"...and that ye slay not your children because of penury - We provide for you and for them..." (Qur'an al-An'am 6:151)

It is also demonstrated in the following verse from the passage of al- Isra' which deals with the same issue:

"Slay not your children, fearing a fall to poverty. We provide for them and for you..." (Qur'an al-Isra 17:31)

On the surface there seems to be no difference in meaning between the sentences 'We provide for you and for them' and 'We provide for them and for you'. But a close examination of the two verses will soon reveal that the first refers to poverty which already exists, for a poor man's primary concern is how to provide for himself and his wife. He is in constant fear of the hardship he is bound to face if the size of his family increases. Hence came Allah's assurance "We provide for you and for them" (i.e. when they are born). He is telling him not to worry in advance about the difficulties of providing for his future children, because He alone determines the sustenance of all His creatures. In the second verse the persons referred to are not poor, but although they are well provided for, they are still apprehensive that the birth of more children may create new difficulties, and eventually poverty. Here again Allah assures them that the birth of children will not take away any part of their parents' sustenance, and that each child's sustenance is being determined by Him at birth. Some may ask, why did Allah not say, "We provide for all 'instead of 'for you and them', or 'for them and you'? The reason is that He wanted to make it clear that every creature on this earth has its own share of His bounty, which is divided among them according to His will and wisdom, and that no one can take even the smallest part of the other's share, nor does the birth of a new child diminish what had already been decided for his parents.


The accuracy of meaning is impressively demonstrated in the following verse in which God speaks to Jesus:
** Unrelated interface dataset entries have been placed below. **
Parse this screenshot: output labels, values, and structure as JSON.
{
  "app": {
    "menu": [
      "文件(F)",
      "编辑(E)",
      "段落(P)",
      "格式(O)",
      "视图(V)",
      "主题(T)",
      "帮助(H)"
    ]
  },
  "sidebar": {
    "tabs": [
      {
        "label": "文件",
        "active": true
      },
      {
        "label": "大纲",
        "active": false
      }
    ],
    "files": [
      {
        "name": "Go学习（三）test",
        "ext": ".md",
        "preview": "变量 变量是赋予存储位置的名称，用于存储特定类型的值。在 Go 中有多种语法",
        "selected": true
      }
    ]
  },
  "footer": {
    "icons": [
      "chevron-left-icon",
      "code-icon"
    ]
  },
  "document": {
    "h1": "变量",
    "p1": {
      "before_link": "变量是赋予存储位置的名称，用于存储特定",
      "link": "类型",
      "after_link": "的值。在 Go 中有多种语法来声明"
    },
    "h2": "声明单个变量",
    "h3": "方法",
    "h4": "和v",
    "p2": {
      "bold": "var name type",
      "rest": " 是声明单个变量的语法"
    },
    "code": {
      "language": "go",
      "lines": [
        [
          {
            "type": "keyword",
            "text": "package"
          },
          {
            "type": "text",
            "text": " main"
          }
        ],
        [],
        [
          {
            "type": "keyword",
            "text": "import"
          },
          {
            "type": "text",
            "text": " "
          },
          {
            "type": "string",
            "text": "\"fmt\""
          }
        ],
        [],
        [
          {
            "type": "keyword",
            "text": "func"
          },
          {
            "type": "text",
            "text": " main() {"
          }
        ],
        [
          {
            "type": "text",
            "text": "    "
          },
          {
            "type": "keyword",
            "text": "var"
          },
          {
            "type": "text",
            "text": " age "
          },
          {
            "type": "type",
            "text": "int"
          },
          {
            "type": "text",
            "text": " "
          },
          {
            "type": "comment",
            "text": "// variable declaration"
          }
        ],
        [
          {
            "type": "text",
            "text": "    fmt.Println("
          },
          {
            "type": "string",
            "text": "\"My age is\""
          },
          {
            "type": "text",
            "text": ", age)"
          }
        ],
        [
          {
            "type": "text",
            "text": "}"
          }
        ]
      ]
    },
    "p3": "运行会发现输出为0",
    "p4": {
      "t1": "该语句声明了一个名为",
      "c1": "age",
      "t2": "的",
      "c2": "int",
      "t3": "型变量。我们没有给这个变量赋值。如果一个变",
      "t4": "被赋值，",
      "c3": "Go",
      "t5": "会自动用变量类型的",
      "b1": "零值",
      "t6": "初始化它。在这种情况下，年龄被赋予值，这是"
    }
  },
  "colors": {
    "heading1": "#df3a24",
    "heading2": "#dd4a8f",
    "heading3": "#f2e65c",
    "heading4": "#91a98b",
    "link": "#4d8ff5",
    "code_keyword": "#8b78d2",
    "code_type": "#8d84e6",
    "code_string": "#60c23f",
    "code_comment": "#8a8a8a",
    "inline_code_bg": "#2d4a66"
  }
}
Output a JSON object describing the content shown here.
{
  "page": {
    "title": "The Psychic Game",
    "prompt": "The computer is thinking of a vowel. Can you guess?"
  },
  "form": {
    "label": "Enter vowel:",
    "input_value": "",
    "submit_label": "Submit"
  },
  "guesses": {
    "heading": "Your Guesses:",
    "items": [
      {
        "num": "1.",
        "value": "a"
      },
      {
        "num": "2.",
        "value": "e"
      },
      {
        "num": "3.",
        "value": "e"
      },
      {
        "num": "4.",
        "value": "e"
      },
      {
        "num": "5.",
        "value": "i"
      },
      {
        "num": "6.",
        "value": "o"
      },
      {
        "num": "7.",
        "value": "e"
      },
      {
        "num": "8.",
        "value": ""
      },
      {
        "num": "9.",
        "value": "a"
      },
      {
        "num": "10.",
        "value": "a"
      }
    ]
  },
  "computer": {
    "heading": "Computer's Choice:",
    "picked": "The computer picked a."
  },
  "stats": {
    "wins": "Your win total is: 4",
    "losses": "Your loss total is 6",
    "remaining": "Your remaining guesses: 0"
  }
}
"... O Jesus, son of Mary! Didst thou say unto mankind: Take me and my mother for two gods beside Allah? He says: Be glorified! It was not mine to utter that to which I had no right. If I used to say it, then You knew it. You know what is in my mind and I know not what in Your mind. Lo! You, only You, are the Knower of Things Hidden." (Qur'an al-Ma'idah 5:117)

Then Jesus continues, "If You punish them, lo! they are Your slaves, and if You forgive them, (lo! they are Your slaves). Lo! You, only are the Mighty, the Wise." (Qur'an 5:118)

Jesus' saying "If You punish them... they are Your slaves" is a settled case, for we all are Allah's slaves, governed by His will. We must submit to His justice and providence and abide by His commandments and injunctions. But if we consider the situation to be one of forgiveness, why then has Jesus used the word 'Mighty' whereas the word 'Forgiving' would seem more appropriate? This remarkable and selective use of words and expressions illustrates the fundamentally surpassing power of the language of the Qur'an. This same power is denoted in Jesus' plea 'If You forgive them', because it bears the actual meaning of forgiveness, for if Allah were not forgiving, how then could He forgive? In fact, ending the verse with the adjectives 'Mighty' and 'Wise,' indicates that in addition to Allah's freedom and power to bestow forgiveness at will, no one has the right to question His acts. He is the 'Mighty' and the 'Wise' who gives no account of what He does. The word 'Wise' (al- Hakim) has been introduced as a means of pleading for greater forgiveness and mercy for those who are misguided.


The Islamic Bulletin
P.O. Box 410186, San Francisco, CA 94141-0186

March / April 1994
Ramadan 1414
Ramadan Is Here
Letters to the Editor
Response by
Ahmed Deedat
Islam in America
Islamic Dietary Laws
Cook's Corner
Women in Islam
Miracles of the Qur'an
Why I Embraced Islam
Stories of the Sahabah